The mayors noted that investment zones in both cities provided some business rate flexibility, with Burnham adding they might ask the Treasury to ‘take a patient approach to the land value capture, let the value come back over half a century or a century’.

Options on the table

Mayors Rotheram and Burnham

Both mayors welcomed the amendment to the HS2 Phase 2b Bill to cover the NPR line into Manchester, and gave credit to Rail Minister Huw Merriman for listening to arguments from the region and putting options on the table, including the possibility that a hub for the additional services at Manchester Piccadilly station could be built underground.

Looking at the two city centre stations, Rotheram said it was time to move beyond ‘trying to squeeze platforms into Liverpool Lime Street through the narrow cutting and tunnels’. Work has switched to looking at bringing the new line into a completely rebuilt Liverpool Central station, which is ‘in dire need of rebuilding’ to add capacity.

The rebuilt station would be connected to nearby Lime Street by underground walkways.

Manchester Piccadilly platforms 13 and 14

At Manchester Piccadilly, the chance to look again at an underground station was also welcomed by Burnham and City Council Leader Bev Craig. ‘If we are going to build a line into Manchester let’s get it right and we need to make it fit for the future’, she emphasised. She endorsed the option for an underground site, with development of the land over it being used to fund its construction.

Craig expressed frustration over past cost estimates used by project promoter HS2 Ltd to rule out an underground station, saying ‘we were able to disprove their figure and gave a margin of £1·5bn to £2·5bn to their £4bn. We’re looking at the design of the station at Piccadilly, so it isn’t self-limiting over time, so now we need to have the technical conversations over things like whether to have 400 m platforms or 800 m platforms. We don’t think that what we’re talking about is some value engineered cheap and cheerful version; we just think that actually it could be done differently, it could be done better and that doesn’t necessarily mean it’s more expensive.’

Burnham also underlined the need to use the new line as a starting point for the creation of new opportunities for freight, including the relocation of Manchester’s existing intermodal hub at Trafford Park to sites at Port Salford and Parkside near Newton-le-Willows. This would reduce congestion around Manchester and also better serve the port of Liverpool, he believed.

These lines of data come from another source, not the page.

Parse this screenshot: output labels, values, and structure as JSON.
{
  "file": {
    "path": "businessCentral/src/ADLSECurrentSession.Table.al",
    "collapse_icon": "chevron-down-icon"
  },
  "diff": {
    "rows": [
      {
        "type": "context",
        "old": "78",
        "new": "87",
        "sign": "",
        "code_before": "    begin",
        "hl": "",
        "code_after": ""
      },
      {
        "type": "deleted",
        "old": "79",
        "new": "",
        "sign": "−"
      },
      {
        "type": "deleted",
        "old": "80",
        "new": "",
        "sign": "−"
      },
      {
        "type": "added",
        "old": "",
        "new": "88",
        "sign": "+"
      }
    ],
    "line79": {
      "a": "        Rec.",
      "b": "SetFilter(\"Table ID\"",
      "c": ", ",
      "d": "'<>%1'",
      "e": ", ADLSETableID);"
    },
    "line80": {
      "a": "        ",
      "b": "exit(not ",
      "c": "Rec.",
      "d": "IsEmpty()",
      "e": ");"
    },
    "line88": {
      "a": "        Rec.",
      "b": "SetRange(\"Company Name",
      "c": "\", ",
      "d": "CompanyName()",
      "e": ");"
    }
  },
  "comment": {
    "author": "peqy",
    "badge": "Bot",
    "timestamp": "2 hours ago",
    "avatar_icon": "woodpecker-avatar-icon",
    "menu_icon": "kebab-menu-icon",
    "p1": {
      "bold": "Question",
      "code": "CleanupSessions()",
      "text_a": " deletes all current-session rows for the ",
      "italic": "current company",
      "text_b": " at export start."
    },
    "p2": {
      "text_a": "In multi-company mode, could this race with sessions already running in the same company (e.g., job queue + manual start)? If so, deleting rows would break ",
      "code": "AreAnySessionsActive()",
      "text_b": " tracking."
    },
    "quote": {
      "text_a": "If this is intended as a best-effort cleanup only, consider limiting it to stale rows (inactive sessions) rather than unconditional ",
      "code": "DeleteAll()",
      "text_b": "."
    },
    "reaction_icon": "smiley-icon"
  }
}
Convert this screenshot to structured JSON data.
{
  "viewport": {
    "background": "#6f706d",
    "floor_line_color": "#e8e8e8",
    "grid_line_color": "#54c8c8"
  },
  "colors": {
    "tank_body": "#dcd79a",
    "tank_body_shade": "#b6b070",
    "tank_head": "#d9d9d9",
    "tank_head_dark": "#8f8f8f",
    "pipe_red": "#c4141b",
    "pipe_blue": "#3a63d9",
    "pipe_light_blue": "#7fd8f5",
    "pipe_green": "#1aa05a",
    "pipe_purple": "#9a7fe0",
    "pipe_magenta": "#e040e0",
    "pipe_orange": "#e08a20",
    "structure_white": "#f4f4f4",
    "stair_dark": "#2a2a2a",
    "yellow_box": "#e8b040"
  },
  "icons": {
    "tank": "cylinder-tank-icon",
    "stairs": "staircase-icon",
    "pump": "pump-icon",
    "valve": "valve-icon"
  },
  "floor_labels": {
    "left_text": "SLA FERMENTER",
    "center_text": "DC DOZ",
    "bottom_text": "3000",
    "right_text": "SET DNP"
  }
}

Across the Pennines

Transpennine Route Upgrade (Photo COWI)

Burnham said ‘I’ve always argued for a direct line through Manchester on to Bradford and then to Leeds. The problem we have is that the government didn’t invite us to comment on that, so the reason we’re doing Liverpool to Manchester is that was the door that was opened to us.’

He said conversations should be reopened about a new alignment to serve ‘Leeds, Bradford, Manchester, Manchester Airport, Warrington, Liverpool’ as ‘the economic value of that would be higher’.

He said progress with the Transpennine Route Upgrade ‘gives confidence that the whole project is starting to stack up, but the north of England needs that capacity and the new capacity created by the NPR fast lines’.

Manchester Airport Group MD Chris Woodroofe said ‘the airport serves 200 different destinations and the journey from Liverpool centre will see an improvement from over an hour today to just 25 min’.

He said ‘there are 30 million passengers calling out for better rail connections’, adding that 40% of London airport passengers arrive by rail but the figure for Manchester is 15%, with poor rail infrastructure given as the reason.

‘I couldn’t be more excited and delighted to be asked to be part of the board; with Steve and Andy in charge we might get some railway infrastructure built in the UK for once’, he added.